┌────────

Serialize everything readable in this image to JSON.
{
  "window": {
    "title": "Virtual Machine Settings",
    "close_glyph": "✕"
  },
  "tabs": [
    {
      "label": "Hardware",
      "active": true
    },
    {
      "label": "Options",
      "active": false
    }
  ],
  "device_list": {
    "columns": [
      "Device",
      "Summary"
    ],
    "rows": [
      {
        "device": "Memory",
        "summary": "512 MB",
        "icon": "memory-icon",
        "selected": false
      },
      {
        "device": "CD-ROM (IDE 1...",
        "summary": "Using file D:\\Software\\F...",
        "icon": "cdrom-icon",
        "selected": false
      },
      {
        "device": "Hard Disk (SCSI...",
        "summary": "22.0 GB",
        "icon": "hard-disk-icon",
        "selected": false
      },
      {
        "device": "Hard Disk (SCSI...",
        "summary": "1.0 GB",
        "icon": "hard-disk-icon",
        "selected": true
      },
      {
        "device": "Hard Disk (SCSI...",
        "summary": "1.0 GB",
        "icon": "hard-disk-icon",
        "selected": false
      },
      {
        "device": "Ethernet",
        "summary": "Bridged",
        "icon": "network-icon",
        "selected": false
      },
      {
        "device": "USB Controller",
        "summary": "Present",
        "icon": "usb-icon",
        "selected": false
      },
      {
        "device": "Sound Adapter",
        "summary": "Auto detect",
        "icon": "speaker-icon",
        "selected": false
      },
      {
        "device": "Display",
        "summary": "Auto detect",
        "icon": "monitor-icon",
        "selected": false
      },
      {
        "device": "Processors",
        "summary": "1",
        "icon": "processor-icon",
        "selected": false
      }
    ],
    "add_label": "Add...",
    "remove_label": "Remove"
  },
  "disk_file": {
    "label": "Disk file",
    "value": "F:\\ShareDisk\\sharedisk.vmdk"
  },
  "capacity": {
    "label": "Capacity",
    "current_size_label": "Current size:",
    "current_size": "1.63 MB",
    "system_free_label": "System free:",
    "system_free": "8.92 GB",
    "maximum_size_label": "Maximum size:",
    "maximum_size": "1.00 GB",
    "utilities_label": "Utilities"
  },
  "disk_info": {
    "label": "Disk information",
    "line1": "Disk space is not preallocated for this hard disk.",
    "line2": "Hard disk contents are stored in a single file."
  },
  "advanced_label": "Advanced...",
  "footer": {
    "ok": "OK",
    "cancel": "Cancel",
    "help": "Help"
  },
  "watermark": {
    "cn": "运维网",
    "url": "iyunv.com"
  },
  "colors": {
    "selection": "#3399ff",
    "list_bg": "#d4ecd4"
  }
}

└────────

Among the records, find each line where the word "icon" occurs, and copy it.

**Output of the exercise:**
        "icon": "memory-icon",
        "icon": "cdrom-icon",
        "icon": "hard-disk-icon",
        "icon": "hard-disk-icon",
        "icon": "hard-disk-icon",
        "icon": "network-icon",
        "icon": "usb-icon",
        "icon": "speaker-icon",
        "icon": "monitor-icon",
        "icon": "processor-icon",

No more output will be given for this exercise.